[Component data from apps and pages]

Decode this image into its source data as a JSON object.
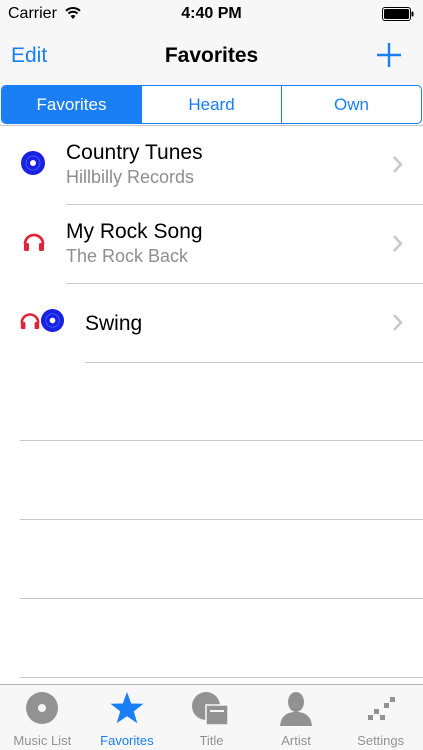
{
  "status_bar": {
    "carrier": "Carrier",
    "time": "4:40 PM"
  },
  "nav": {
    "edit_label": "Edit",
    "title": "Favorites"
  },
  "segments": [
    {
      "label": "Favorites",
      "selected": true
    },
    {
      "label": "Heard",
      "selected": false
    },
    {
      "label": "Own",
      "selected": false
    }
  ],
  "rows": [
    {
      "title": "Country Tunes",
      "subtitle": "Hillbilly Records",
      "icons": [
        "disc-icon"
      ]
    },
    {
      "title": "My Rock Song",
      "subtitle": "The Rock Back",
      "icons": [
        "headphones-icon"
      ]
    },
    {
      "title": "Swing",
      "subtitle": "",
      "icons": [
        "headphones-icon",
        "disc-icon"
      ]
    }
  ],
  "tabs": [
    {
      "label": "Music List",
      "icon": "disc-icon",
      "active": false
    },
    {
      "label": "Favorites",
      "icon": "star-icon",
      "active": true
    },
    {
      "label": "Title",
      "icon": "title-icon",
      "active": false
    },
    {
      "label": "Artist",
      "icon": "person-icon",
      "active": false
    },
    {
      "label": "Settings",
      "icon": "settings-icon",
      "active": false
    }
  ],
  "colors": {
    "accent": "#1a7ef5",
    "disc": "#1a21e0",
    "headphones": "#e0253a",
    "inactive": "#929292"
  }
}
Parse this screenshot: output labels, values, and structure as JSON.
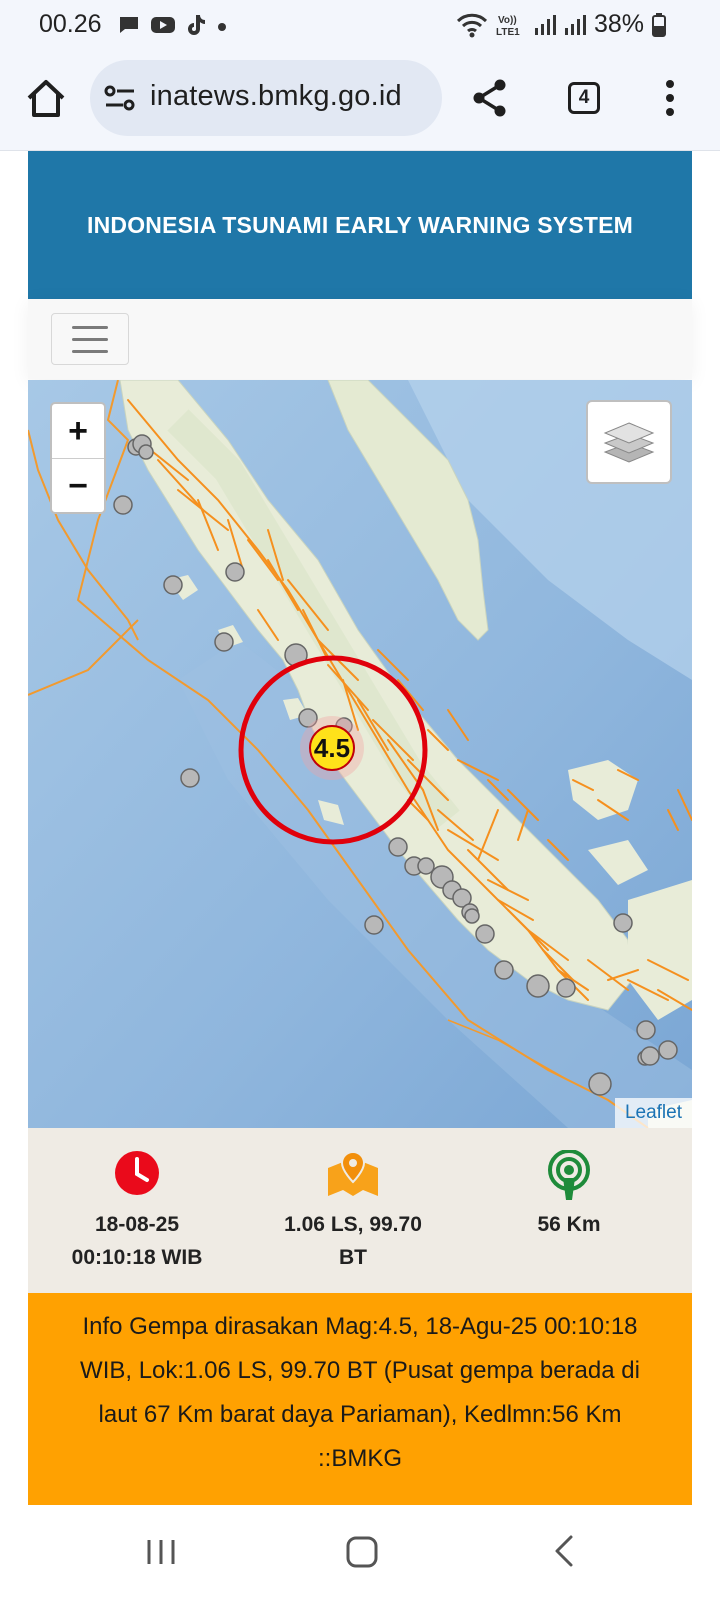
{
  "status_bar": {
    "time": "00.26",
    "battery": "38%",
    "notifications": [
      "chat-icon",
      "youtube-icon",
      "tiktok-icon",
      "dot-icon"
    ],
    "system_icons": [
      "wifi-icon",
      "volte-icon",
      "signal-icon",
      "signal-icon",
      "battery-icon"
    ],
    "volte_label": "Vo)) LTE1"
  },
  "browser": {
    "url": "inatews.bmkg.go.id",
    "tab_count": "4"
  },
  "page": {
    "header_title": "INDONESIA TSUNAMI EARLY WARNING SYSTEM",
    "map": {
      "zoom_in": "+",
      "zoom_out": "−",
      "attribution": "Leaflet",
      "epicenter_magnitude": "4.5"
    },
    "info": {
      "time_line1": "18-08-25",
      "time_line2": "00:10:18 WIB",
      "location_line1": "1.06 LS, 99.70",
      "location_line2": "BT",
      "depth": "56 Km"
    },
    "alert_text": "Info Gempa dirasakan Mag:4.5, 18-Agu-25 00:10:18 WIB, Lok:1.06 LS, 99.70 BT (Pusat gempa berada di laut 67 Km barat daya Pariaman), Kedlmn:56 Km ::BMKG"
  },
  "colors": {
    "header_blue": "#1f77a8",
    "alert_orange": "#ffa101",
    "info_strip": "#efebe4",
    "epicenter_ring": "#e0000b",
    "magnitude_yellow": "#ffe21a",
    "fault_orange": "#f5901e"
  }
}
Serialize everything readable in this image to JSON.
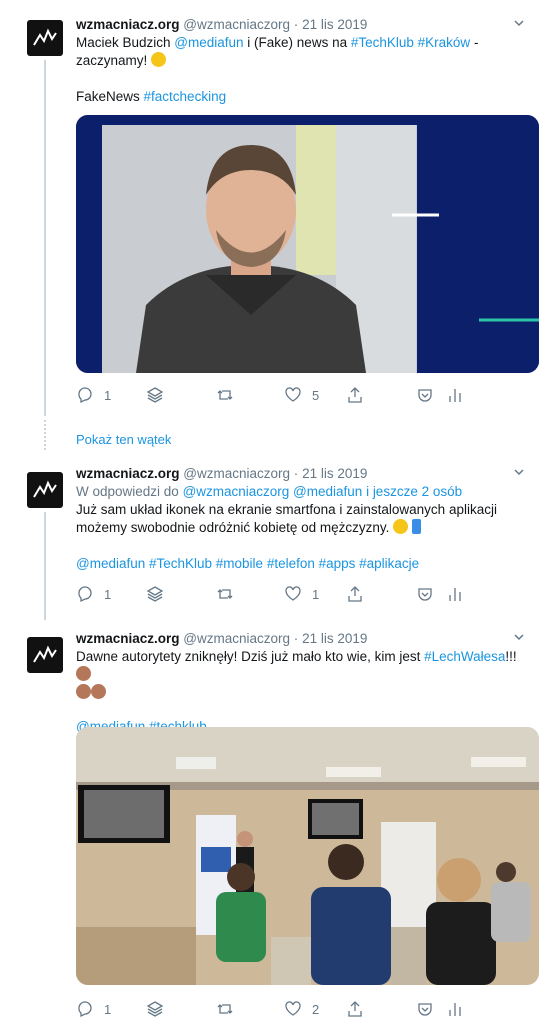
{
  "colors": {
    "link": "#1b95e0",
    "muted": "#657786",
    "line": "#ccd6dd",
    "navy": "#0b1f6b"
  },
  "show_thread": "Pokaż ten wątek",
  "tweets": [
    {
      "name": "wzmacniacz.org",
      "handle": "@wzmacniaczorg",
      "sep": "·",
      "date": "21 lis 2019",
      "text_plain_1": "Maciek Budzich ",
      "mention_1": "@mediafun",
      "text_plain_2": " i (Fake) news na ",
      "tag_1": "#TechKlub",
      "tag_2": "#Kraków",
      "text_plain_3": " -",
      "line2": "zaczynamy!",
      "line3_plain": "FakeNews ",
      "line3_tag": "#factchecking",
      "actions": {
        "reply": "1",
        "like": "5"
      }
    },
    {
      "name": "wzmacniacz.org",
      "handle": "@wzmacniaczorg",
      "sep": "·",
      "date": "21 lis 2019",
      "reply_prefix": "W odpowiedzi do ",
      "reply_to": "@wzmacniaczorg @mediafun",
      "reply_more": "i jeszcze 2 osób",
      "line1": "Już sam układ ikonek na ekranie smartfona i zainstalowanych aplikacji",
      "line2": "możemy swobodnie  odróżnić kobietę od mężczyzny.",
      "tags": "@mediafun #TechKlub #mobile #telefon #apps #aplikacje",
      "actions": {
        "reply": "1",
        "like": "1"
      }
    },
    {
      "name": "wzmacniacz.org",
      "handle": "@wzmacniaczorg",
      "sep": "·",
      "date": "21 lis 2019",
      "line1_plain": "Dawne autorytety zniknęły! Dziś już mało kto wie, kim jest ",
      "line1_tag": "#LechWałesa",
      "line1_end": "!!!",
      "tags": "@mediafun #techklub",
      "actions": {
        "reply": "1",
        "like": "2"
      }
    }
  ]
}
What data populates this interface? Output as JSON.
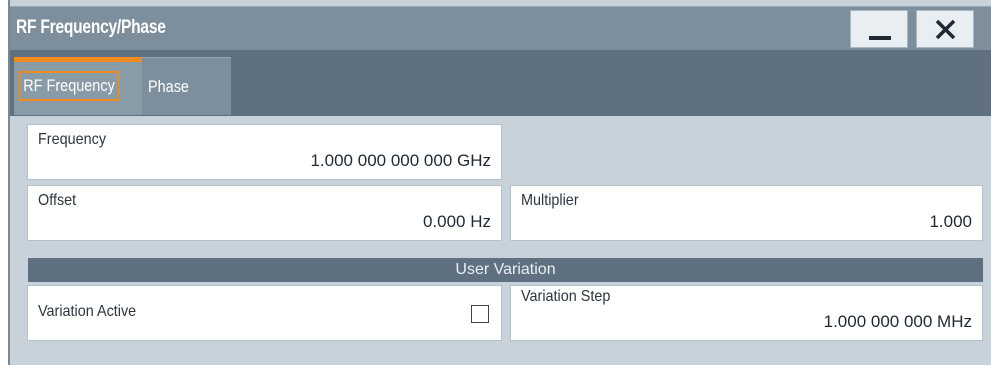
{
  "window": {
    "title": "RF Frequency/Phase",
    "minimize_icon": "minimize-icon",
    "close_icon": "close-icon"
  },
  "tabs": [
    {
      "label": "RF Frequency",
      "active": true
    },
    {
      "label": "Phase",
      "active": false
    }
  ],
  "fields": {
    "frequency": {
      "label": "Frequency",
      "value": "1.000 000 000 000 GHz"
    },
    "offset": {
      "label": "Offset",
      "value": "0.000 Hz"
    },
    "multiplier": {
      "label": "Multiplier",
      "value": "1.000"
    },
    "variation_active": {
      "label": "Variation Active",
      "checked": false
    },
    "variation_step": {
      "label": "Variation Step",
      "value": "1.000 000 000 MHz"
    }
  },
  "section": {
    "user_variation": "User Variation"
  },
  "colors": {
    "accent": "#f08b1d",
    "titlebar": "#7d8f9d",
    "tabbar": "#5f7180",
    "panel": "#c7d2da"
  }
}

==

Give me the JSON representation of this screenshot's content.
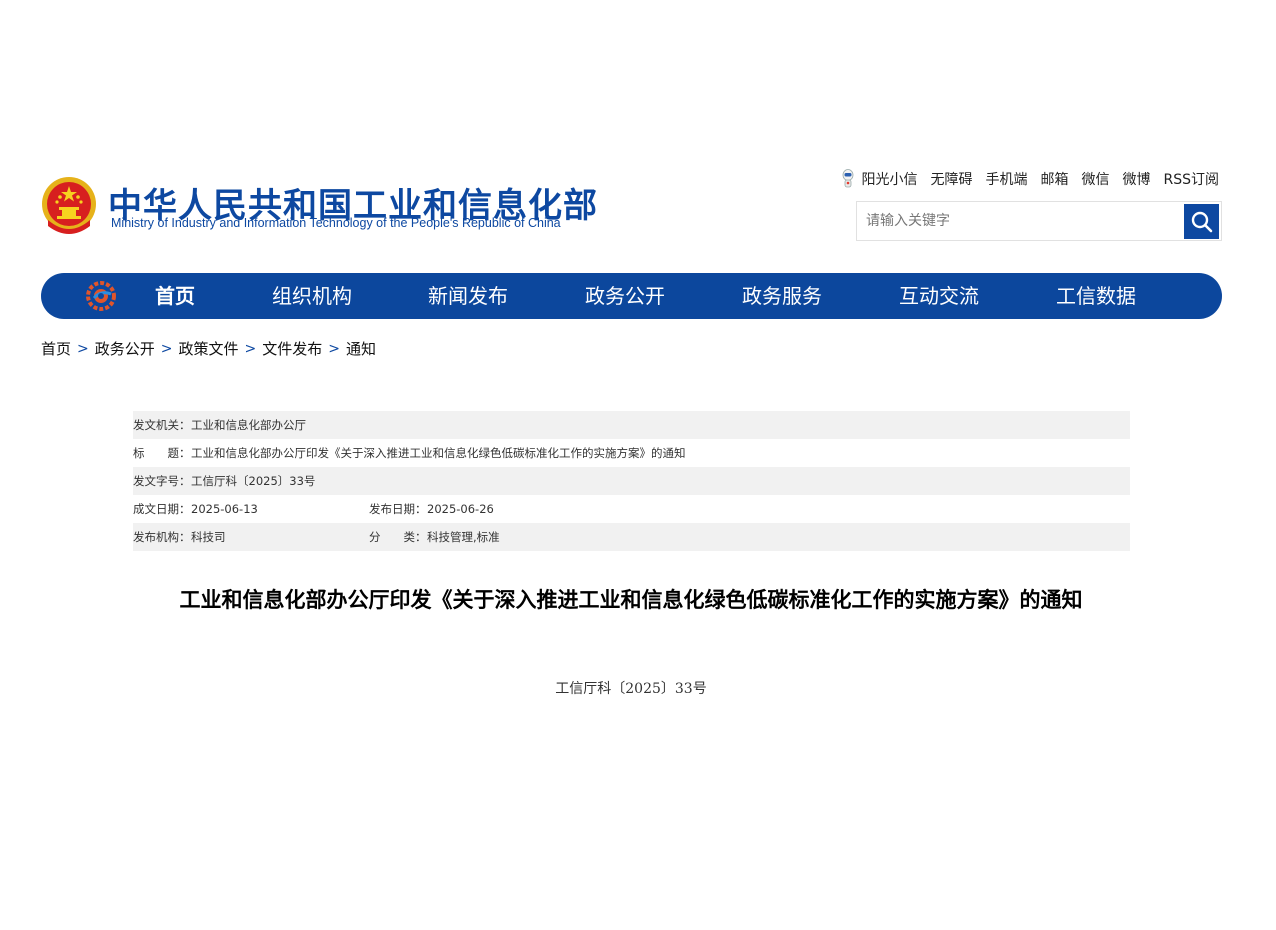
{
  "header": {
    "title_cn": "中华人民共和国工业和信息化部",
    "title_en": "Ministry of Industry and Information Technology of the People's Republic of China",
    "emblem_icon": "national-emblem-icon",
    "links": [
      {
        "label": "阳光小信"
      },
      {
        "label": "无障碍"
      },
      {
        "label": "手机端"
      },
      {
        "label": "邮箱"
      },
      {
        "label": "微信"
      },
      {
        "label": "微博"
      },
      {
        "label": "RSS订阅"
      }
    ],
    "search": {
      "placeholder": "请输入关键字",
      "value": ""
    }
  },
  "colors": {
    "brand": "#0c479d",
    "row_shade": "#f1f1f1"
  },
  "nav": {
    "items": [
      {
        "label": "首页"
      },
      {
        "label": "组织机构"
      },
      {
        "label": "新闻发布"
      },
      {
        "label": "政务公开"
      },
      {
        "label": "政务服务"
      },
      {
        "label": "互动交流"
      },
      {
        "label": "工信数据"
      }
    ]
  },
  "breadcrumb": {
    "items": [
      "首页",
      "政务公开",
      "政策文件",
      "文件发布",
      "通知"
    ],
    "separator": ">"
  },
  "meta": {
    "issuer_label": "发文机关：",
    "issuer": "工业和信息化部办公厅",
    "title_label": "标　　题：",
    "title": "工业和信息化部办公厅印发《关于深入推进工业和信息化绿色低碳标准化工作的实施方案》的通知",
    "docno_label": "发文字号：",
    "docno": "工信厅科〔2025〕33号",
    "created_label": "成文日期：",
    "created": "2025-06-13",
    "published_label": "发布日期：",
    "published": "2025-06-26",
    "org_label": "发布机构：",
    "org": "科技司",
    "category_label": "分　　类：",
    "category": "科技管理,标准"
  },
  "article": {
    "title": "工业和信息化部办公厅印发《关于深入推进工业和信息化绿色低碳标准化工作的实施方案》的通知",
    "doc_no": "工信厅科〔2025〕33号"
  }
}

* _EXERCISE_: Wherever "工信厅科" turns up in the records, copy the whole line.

* _RESULT OF THIS TASK_:
    "docno": "工信厅科〔2025〕33号",
    "doc_no": "工信厅科〔2025〕33号"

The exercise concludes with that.